Page and application data records:
= Beginning of Section =
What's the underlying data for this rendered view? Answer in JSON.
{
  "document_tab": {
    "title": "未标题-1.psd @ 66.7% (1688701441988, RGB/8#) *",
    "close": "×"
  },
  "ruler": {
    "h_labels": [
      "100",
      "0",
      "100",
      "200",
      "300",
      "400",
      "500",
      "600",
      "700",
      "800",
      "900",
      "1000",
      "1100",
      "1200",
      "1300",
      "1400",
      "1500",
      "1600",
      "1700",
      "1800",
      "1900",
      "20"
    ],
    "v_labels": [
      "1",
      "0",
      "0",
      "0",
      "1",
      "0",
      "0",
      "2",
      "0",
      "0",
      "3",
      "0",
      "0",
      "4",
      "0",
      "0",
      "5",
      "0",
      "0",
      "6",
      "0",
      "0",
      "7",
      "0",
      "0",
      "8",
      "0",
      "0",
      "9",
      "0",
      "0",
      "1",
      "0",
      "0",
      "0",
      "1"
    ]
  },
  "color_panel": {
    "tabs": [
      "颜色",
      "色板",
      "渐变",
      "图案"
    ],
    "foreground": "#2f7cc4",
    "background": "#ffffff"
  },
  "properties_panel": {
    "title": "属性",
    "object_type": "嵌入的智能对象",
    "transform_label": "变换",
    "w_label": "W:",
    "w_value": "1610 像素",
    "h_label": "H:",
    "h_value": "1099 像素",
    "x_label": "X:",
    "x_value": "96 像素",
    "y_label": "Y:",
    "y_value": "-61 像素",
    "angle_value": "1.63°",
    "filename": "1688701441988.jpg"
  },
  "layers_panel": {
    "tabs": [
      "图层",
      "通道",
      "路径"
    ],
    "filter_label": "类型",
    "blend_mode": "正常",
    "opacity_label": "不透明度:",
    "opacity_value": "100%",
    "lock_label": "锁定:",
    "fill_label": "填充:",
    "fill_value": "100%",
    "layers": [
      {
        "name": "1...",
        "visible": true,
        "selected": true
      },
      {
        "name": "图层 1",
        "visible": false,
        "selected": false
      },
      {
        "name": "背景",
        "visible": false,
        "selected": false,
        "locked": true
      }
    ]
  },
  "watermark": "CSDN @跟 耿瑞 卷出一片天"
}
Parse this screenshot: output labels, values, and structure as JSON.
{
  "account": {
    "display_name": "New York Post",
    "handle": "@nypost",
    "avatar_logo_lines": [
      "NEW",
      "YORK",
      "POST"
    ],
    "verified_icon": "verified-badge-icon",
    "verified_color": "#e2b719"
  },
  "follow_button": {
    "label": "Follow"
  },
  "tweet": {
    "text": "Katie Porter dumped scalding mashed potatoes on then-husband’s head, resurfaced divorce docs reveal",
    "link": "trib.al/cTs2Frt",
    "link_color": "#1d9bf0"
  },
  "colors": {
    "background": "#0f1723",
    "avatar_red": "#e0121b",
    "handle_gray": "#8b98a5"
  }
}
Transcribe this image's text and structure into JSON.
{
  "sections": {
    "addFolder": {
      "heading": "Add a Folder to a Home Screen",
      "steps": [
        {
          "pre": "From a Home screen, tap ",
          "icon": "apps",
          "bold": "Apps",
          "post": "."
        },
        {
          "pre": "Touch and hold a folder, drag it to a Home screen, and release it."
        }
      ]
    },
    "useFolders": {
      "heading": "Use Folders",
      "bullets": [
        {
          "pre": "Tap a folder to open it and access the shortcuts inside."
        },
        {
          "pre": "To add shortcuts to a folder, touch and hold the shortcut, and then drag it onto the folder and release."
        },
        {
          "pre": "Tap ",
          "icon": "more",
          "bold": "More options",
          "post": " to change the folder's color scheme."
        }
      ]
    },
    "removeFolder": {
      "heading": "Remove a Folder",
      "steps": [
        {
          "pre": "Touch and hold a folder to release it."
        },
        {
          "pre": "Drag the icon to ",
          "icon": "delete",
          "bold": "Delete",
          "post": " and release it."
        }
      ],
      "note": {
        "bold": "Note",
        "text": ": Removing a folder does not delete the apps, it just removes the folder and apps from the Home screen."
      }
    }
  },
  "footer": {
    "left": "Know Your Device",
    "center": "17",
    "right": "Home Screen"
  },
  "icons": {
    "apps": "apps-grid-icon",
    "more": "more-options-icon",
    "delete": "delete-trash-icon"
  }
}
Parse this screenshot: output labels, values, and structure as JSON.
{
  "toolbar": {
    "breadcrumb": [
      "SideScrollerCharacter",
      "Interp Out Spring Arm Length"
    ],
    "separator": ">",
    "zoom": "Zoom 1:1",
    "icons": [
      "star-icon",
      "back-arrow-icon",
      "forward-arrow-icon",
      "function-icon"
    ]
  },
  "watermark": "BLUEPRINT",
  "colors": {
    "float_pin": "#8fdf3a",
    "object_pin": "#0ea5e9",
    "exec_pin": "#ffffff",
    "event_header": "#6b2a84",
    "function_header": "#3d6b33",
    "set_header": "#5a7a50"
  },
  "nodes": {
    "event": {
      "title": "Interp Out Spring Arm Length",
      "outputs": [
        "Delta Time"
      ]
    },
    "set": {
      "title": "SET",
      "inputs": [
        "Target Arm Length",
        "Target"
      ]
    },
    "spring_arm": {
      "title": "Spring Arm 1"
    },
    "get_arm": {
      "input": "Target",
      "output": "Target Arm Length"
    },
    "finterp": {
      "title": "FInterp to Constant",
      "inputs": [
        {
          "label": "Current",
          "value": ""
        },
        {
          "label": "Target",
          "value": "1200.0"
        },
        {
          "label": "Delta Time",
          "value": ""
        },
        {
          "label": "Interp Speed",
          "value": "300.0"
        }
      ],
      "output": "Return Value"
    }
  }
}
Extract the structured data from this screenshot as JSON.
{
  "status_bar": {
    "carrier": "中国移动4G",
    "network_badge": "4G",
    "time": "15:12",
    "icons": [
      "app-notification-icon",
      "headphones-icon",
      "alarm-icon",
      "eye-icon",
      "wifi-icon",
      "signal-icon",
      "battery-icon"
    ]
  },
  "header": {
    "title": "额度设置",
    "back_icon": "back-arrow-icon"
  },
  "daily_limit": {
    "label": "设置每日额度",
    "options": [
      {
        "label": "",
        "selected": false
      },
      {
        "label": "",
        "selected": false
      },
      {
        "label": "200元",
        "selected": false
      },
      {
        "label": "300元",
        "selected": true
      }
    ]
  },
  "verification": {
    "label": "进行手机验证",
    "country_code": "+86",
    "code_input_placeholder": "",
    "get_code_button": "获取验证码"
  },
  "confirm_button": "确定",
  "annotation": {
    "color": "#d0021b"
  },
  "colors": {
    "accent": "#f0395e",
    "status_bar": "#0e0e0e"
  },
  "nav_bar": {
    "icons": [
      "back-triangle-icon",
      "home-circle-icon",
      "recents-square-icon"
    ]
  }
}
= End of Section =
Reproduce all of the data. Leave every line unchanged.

What's the underlying data for this rendered view? Answer in JSON.
{
  "document_tab": {
    "title": "未标题-1.psd @ 66.7% (1688701441988, RGB/8#) *",
    "close": "×"
  },
  "ruler": {
    "h_labels": [
      "100",
      "0",
      "100",
      "200",
      "300",
      "400",
      "500",
      "600",
      "700",
      "800",
      "900",
      "1000",
      "1100",
      "1200",
      "1300",
      "1400",
      "1500",
      "1600",
      "1700",
      "1800",
      "1900",
      "20"
    ],
    "v_labels": [
      "1",
      "0",
      "0",
      "0",
      "1",
      "0",
      "0",
      "2",
      "0",
      "0",
      "3",
      "0",
      "0",
      "4",
      "0",
      "0",
      "5",
      "0",
      "0",
      "6",
      "0",
      "0",
      "7",
      "0",
      "0",
      "8",
      "0",
      "0",
      "9",
      "0",
      "0",
      "1",
      "0",
      "0",
      "0",
      "1"
    ]
  },
  "color_panel": {
    "tabs": [
      "颜色",
      "色板",
      "渐变",
      "图案"
    ],
    "foreground": "#2f7cc4",
    "background": "#ffffff"
  },
  "properties_panel": {
    "title": "属性",
    "object_type": "嵌入的智能对象",
    "transform_label": "变换",
    "w_label": "W:",
    "w_value": "1610 像素",
    "h_label": "H:",
    "h_value": "1099 像素",
    "x_label": "X:",
    "x_value": "96 像素",
    "y_label": "Y:",
    "y_value": "-61 像素",
    "angle_value": "1.63°",
    "filename": "1688701441988.jpg"
  },
  "layers_panel": {
    "tabs": [
      "图层",
      "通道",
      "路径"
    ],
    "filter_label": "类型",
    "blend_mode": "正常",
    "opacity_label": "不透明度:",
    "opacity_value": "100%",
    "lock_label": "锁定:",
    "fill_label": "填充:",
    "fill_value": "100%",
    "layers": [
      {
        "name": "1...",
        "visible": true,
        "selected": true
      },
      {
        "name": "图层 1",
        "visible": false,
        "selected": false
      },
      {
        "name": "背景",
        "visible": false,
        "selected": false,
        "locked": true
      }
    ]
  },
  "watermark": "CSDN @跟 耿瑞 卷出一片天"
}
Parse this screenshot: output labels, values, and structure as JSON.
{
  "account": {
    "display_name": "New York Post",
    "handle": "@nypost",
    "avatar_logo_lines": [
      "NEW",
      "YORK",
      "POST"
    ],
    "verified_icon": "verified-badge-icon",
    "verified_color": "#e2b719"
  },
  "follow_button": {
    "label": "Follow"
  },
  "tweet": {
    "text": "Katie Porter dumped scalding mashed potatoes on then-husband’s head, resurfaced divorce docs reveal",
    "link": "trib.al/cTs2Frt",
    "link_color": "#1d9bf0"
  },
  "colors": {
    "background": "#0f1723",
    "avatar_red": "#e0121b",
    "handle_gray": "#8b98a5"
  }
}
Transcribe this image's text and structure into JSON.
{
  "sections": {
    "addFolder": {
      "heading": "Add a Folder to a Home Screen",
      "steps": [
        {
          "pre": "From a Home screen, tap ",
          "icon": "apps",
          "bold": "Apps",
          "post": "."
        },
        {
          "pre": "Touch and hold a folder, drag it to a Home screen, and release it."
        }
      ]
    },
    "useFolders": {
      "heading": "Use Folders",
      "bullets": [
        {
          "pre": "Tap a folder to open it and access the shortcuts inside."
        },
        {
          "pre": "To add shortcuts to a folder, touch and hold the shortcut, and then drag it onto the folder and release."
        },
        {
          "pre": "Tap ",
          "icon": "more",
          "bold": "More options",
          "post": " to change the folder's color scheme."
        }
      ]
    },
    "removeFolder": {
      "heading": "Remove a Folder",
      "steps": [
        {
          "pre": "Touch and hold a folder to release it."
        },
        {
          "pre": "Drag the icon to ",
          "icon": "delete",
          "bold": "Delete",
          "post": " and release it."
        }
      ],
      "note": {
        "bold": "Note",
        "text": ": Removing a folder does not delete the apps, it just removes the folder and apps from the Home screen."
      }
    }
  },
  "footer": {
    "left": "Know Your Device",
    "center": "17",
    "right": "Home Screen"
  },
  "icons": {
    "apps": "apps-grid-icon",
    "more": "more-options-icon",
    "delete": "delete-trash-icon"
  }
}
Parse this screenshot: output labels, values, and structure as JSON.
{
  "toolbar": {
    "breadcrumb": [
      "SideScrollerCharacter",
      "Interp Out Spring Arm Length"
    ],
    "separator": ">",
    "zoom": "Zoom 1:1",
    "icons": [
      "star-icon",
      "back-arrow-icon",
      "forward-arrow-icon",
      "function-icon"
    ]
  },
  "watermark": "BLUEPRINT",
  "colors": {
    "float_pin": "#8fdf3a",
    "object_pin": "#0ea5e9",
    "exec_pin": "#ffffff",
    "event_header": "#6b2a84",
    "function_header": "#3d6b33",
    "set_header": "#5a7a50"
  },
  "nodes": {
    "event": {
      "title": "Interp Out Spring Arm Length",
      "outputs": [
        "Delta Time"
      ]
    },
    "set": {
      "title": "SET",
      "inputs": [
        "Target Arm Length",
        "Target"
      ]
    },
    "spring_arm": {
      "title": "Spring Arm 1"
    },
    "get_arm": {
      "input": "Target",
      "output": "Target Arm Length"
    },
    "finterp": {
      "title": "FInterp to Constant",
      "inputs": [
        {
          "label": "Current",
          "value": ""
        },
        {
          "label": "Target",
          "value": "1200.0"
        },
        {
          "label": "Delta Time",
          "value": ""
        },
        {
          "label": "Interp Speed",
          "value": "300.0"
        }
      ],
      "output": "Return Value"
    }
  }
}
Extract the structured data from this screenshot as JSON.
{
  "status_bar": {
    "carrier": "中国移动4G",
    "network_badge": "4G",
    "time": "15:12",
    "icons": [
      "app-notification-icon",
      "headphones-icon",
      "alarm-icon",
      "eye-icon",
      "wifi-icon",
      "signal-icon",
      "battery-icon"
    ]
  },
  "header": {
    "title": "额度设置",
    "back_icon": "back-arrow-icon"
  },
  "daily_limit": {
    "label": "设置每日额度",
    "options": [
      {
        "label": "",
        "selected": false
      },
      {
        "label": "",
        "selected": false
      },
      {
        "label": "200元",
        "selected": false
      },
      {
        "label": "300元",
        "selected": true
      }
    ]
  },
  "verification": {
    "label": "进行手机验证",
    "country_code": "+86",
    "code_input_placeholder": "",
    "get_code_button": "获取验证码"
  },
  "confirm_button": "确定",
  "annotation": {
    "color": "#d0021b"
  },
  "colors": {
    "accent": "#f0395e",
    "status_bar": "#0e0e0e"
  },
  "nav_bar": {
    "icons": [
      "back-triangle-icon",
      "home-circle-icon",
      "recents-square-icon"
    ]
  }
}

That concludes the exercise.